*Given records*:
========================================

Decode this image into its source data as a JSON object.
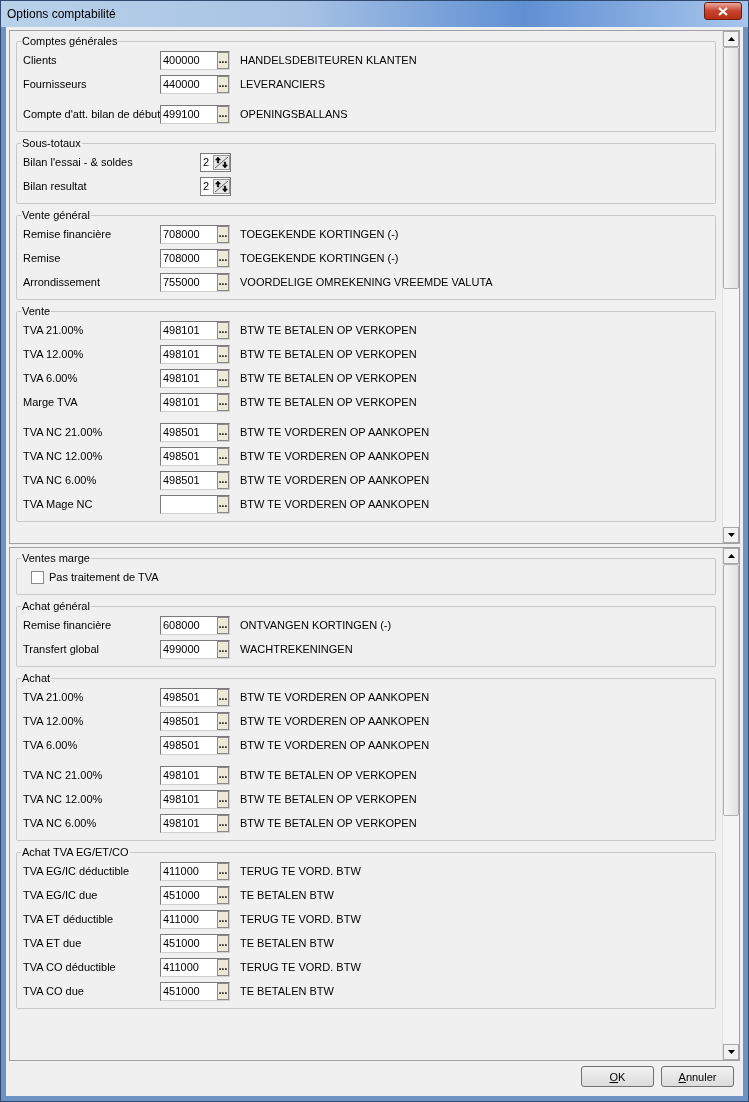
{
  "window": {
    "title": "Options comptabilité"
  },
  "panes": [
    {
      "groups": [
        {
          "title": "Comptes générales",
          "blocks": [
            [
              {
                "kind": "account",
                "label": "Clients",
                "code": "400000",
                "browse": "...",
                "description": "HANDELSDEBITEUREN KLANTEN"
              },
              {
                "kind": "account",
                "label": "Fournisseurs",
                "code": "440000",
                "browse": "...",
                "description": "LEVERANCIERS"
              }
            ],
            [
              {
                "kind": "account",
                "label": "Compte d'att. bilan de début",
                "code": "499100",
                "browse": "...",
                "description": "OPENINGSBALLANS"
              }
            ]
          ]
        },
        {
          "title": "Sous-totaux",
          "blocks": [
            [
              {
                "kind": "spinner",
                "label": "Bilan l'essai - & soldes",
                "value": "2"
              },
              {
                "kind": "spinner",
                "label": "Bilan resultat",
                "value": "2"
              }
            ]
          ]
        },
        {
          "title": "Vente général",
          "blocks": [
            [
              {
                "kind": "account",
                "label": "Remise financière",
                "code": "708000",
                "browse": "...",
                "description": "TOEGEKENDE KORTINGEN (-)"
              },
              {
                "kind": "account",
                "label": "Remise",
                "code": "708000",
                "browse": "...",
                "description": "TOEGEKENDE KORTINGEN (-)"
              },
              {
                "kind": "account",
                "label": "Arrondissement",
                "code": "755000",
                "browse": "...",
                "description": "VOORDELIGE OMREKENING VREEMDE VALUTA"
              }
            ]
          ]
        },
        {
          "title": "Vente",
          "blocks": [
            [
              {
                "kind": "account",
                "label": "TVA 21.00%",
                "code": "498101",
                "browse": "...",
                "description": "BTW TE BETALEN OP VERKOPEN"
              },
              {
                "kind": "account",
                "label": "TVA 12.00%",
                "code": "498101",
                "browse": "...",
                "description": "BTW TE BETALEN OP VERKOPEN"
              },
              {
                "kind": "account",
                "label": "TVA 6.00%",
                "code": "498101",
                "browse": "...",
                "description": "BTW TE BETALEN OP VERKOPEN"
              },
              {
                "kind": "account",
                "label": "Marge TVA",
                "code": "498101",
                "browse": "...",
                "description": "BTW TE BETALEN OP VERKOPEN"
              }
            ],
            [
              {
                "kind": "account",
                "label": "TVA NC 21.00%",
                "code": "498501",
                "browse": "...",
                "description": "BTW TE VORDEREN OP AANKOPEN"
              },
              {
                "kind": "account",
                "label": "TVA NC 12.00%",
                "code": "498501",
                "browse": "...",
                "description": "BTW TE VORDEREN OP AANKOPEN"
              },
              {
                "kind": "account",
                "label": "TVA NC 6.00%",
                "code": "498501",
                "browse": "...",
                "description": "BTW TE VORDEREN OP AANKOPEN"
              },
              {
                "kind": "account",
                "label": "TVA Mage NC",
                "browse": "...",
                "description": "BTW TE VORDEREN OP AANKOPEN"
              }
            ]
          ]
        }
      ]
    },
    {
      "groups": [
        {
          "title": "Ventes marge",
          "blocks": [
            [
              {
                "kind": "checkbox",
                "label": "Pas traitement de TVA",
                "checked": false
              }
            ]
          ]
        },
        {
          "title": "Achat général",
          "blocks": [
            [
              {
                "kind": "account",
                "label": "Remise financière",
                "code": "608000",
                "browse": "...",
                "description": "ONTVANGEN KORTINGEN (-)"
              },
              {
                "kind": "account",
                "label": "Transfert global",
                "code": "499000",
                "browse": "...",
                "description": "WACHTREKENINGEN"
              }
            ]
          ]
        },
        {
          "title": "Achat",
          "blocks": [
            [
              {
                "kind": "account",
                "label": "TVA 21.00%",
                "code": "498501",
                "browse": "...",
                "description": "BTW TE VORDEREN OP AANKOPEN"
              },
              {
                "kind": "account",
                "label": "TVA 12.00%",
                "code": "498501",
                "browse": "...",
                "description": "BTW TE VORDEREN OP AANKOPEN"
              },
              {
                "kind": "account",
                "label": "TVA 6.00%",
                "code": "498501",
                "browse": "...",
                "description": "BTW TE VORDEREN OP AANKOPEN"
              }
            ],
            [
              {
                "kind": "account",
                "label": "TVA NC 21.00%",
                "code": "498101",
                "browse": "...",
                "description": "BTW TE BETALEN OP VERKOPEN"
              },
              {
                "kind": "account",
                "label": "TVA NC 12.00%",
                "code": "498101",
                "browse": "...",
                "description": "BTW TE BETALEN OP VERKOPEN"
              },
              {
                "kind": "account",
                "label": "TVA NC 6.00%",
                "code": "498101",
                "browse": "...",
                "description": "BTW TE BETALEN OP VERKOPEN"
              }
            ]
          ]
        },
        {
          "title": "Achat TVA EG/ET/CO",
          "blocks": [
            [
              {
                "kind": "account",
                "label": "TVA EG/IC déductible",
                "code": "411000",
                "browse": "...",
                "description": "TERUG TE VORD. BTW"
              },
              {
                "kind": "account",
                "label": "TVA EG/IC due",
                "code": "451000",
                "browse": "...",
                "description": "TE BETALEN BTW"
              },
              {
                "kind": "account",
                "label": "TVA ET déductible",
                "code": "411000",
                "browse": "...",
                "description": "TERUG TE VORD. BTW"
              },
              {
                "kind": "account",
                "label": "TVA ET due",
                "code": "451000",
                "browse": "...",
                "description": "TE BETALEN BTW"
              },
              {
                "kind": "account",
                "label": "TVA CO déductible",
                "code": "411000",
                "browse": "...",
                "description": "TERUG TE VORD. BTW"
              },
              {
                "kind": "account",
                "label": "TVA CO due",
                "code": "451000",
                "browse": "...",
                "description": "TE BETALEN BTW"
              }
            ]
          ]
        }
      ]
    }
  ],
  "buttons": [
    {
      "label": "OK"
    },
    {
      "label": "Annuler"
    }
  ]
}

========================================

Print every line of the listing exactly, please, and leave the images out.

*Response to the exercise*:
Decode this image into its source data as a JSON object.
{
  "window": {
    "title": "Options comptabilité"
  },
  "panes": [
    {
      "groups": [
        {
          "title": "Comptes générales",
          "blocks": [
            [
              {
                "kind": "account",
                "label": "Clients",
                "code": "400000",
                "browse": "...",
                "description": "HANDELSDEBITEUREN KLANTEN"
              },
              {
                "kind": "account",
                "label": "Fournisseurs",
                "code": "440000",
                "browse": "...",
                "description": "LEVERANCIERS"
              }
            ],
            [
              {
                "kind": "account",
                "label": "Compte d'att. bilan de début",
                "code": "499100",
                "browse": "...",
                "description": "OPENINGSBALLANS"
              }
            ]
          ]
        },
        {
          "title": "Sous-totaux",
          "blocks": [
            [
              {
                "kind": "spinner",
                "label": "Bilan l'essai - & soldes",
                "value": "2"
              },
              {
                "kind": "spinner",
                "label": "Bilan resultat",
                "value": "2"
              }
            ]
          ]
        },
        {
          "title": "Vente général",
          "blocks": [
            [
              {
                "kind": "account",
                "label": "Remise financière",
                "code": "708000",
                "browse": "...",
                "description": "TOEGEKENDE KORTINGEN (-)"
              },
              {
                "kind": "account",
                "label": "Remise",
                "code": "708000",
                "browse": "...",
                "description": "TOEGEKENDE KORTINGEN (-)"
              },
              {
                "kind": "account",
                "label": "Arrondissement",
                "code": "755000",
                "browse": "...",
                "description": "VOORDELIGE OMREKENING VREEMDE VALUTA"
              }
            ]
          ]
        },
        {
          "title": "Vente",
          "blocks": [
            [
              {
                "kind": "account",
                "label": "TVA 21.00%",
                "code": "498101",
                "browse": "...",
                "description": "BTW TE BETALEN OP VERKOPEN"
              },
              {
                "kind": "account",
                "label": "TVA 12.00%",
                "code": "498101",
                "browse": "...",
                "description": "BTW TE BETALEN OP VERKOPEN"
              },
              {
                "kind": "account",
                "label": "TVA 6.00%",
                "code": "498101",
                "browse": "...",
                "description": "BTW TE BETALEN OP VERKOPEN"
              },
              {
                "kind": "account",
                "label": "Marge TVA",
                "code": "498101",
                "browse": "...",
                "description": "BTW TE BETALEN OP VERKOPEN"
              }
            ],
            [
              {
                "kind": "account",
                "label": "TVA NC 21.00%",
                "code": "498501",
                "browse": "...",
                "description": "BTW TE VORDEREN OP AANKOPEN"
              },
              {
                "kind": "account",
                "label": "TVA NC 12.00%",
                "code": "498501",
                "browse": "...",
                "description": "BTW TE VORDEREN OP AANKOPEN"
              },
              {
                "kind": "account",
                "label": "TVA NC 6.00%",
                "code": "498501",
                "browse": "...",
                "description": "BTW TE VORDEREN OP AANKOPEN"
              },
              {
                "kind": "account",
                "label": "TVA Mage NC",
                "browse": "...",
                "description": "BTW TE VORDEREN OP AANKOPEN"
              }
            ]
          ]
        }
      ]
    },
    {
      "groups": [
        {
          "title": "Ventes marge",
          "blocks": [
            [
              {
                "kind": "checkbox",
                "label": "Pas traitement de TVA",
                "checked": false
              }
            ]
          ]
        },
        {
          "title": "Achat général",
          "blocks": [
            [
              {
                "kind": "account",
                "label": "Remise financière",
                "code": "608000",
                "browse": "...",
                "description": "ONTVANGEN KORTINGEN (-)"
              },
              {
                "kind": "account",
                "label": "Transfert global",
                "code": "499000",
                "browse": "...",
                "description": "WACHTREKENINGEN"
              }
            ]
          ]
        },
        {
          "title": "Achat",
          "blocks": [
            [
              {
                "kind": "account",
                "label": "TVA 21.00%",
                "code": "498501",
                "browse": "...",
                "description": "BTW TE VORDEREN OP AANKOPEN"
              },
              {
                "kind": "account",
                "label": "TVA 12.00%",
                "code": "498501",
                "browse": "...",
                "description": "BTW TE VORDEREN OP AANKOPEN"
              },
              {
                "kind": "account",
                "label": "TVA 6.00%",
                "code": "498501",
                "browse": "...",
                "description": "BTW TE VORDEREN OP AANKOPEN"
              }
            ],
            [
              {
                "kind": "account",
                "label": "TVA NC 21.00%",
                "code": "498101",
                "browse": "...",
                "description": "BTW TE BETALEN OP VERKOPEN"
              },
              {
                "kind": "account",
                "label": "TVA NC 12.00%",
                "code": "498101",
                "browse": "...",
                "description": "BTW TE BETALEN OP VERKOPEN"
              },
              {
                "kind": "account",
                "label": "TVA NC 6.00%",
                "code": "498101",
                "browse": "...",
                "description": "BTW TE BETALEN OP VERKOPEN"
              }
            ]
          ]
        },
        {
          "title": "Achat TVA EG/ET/CO",
          "blocks": [
            [
              {
                "kind": "account",
                "label": "TVA EG/IC déductible",
                "code": "411000",
                "browse": "...",
                "description": "TERUG TE VORD. BTW"
              },
              {
                "kind": "account",
                "label": "TVA EG/IC due",
                "code": "451000",
                "browse": "...",
                "description": "TE BETALEN BTW"
              },
              {
                "kind": "account",
                "label": "TVA ET déductible",
                "code": "411000",
                "browse": "...",
                "description": "TERUG TE VORD. BTW"
              },
              {
                "kind": "account",
                "label": "TVA ET due",
                "code": "451000",
                "browse": "...",
                "description": "TE BETALEN BTW"
              },
              {
                "kind": "account",
                "label": "TVA CO déductible",
                "code": "411000",
                "browse": "...",
                "description": "TERUG TE VORD. BTW"
              },
              {
                "kind": "account",
                "label": "TVA CO due",
                "code": "451000",
                "browse": "...",
                "description": "TE BETALEN BTW"
              }
            ]
          ]
        }
      ]
    }
  ],
  "buttons": [
    {
      "label": "OK"
    },
    {
      "label": "Annuler"
    }
  ]
}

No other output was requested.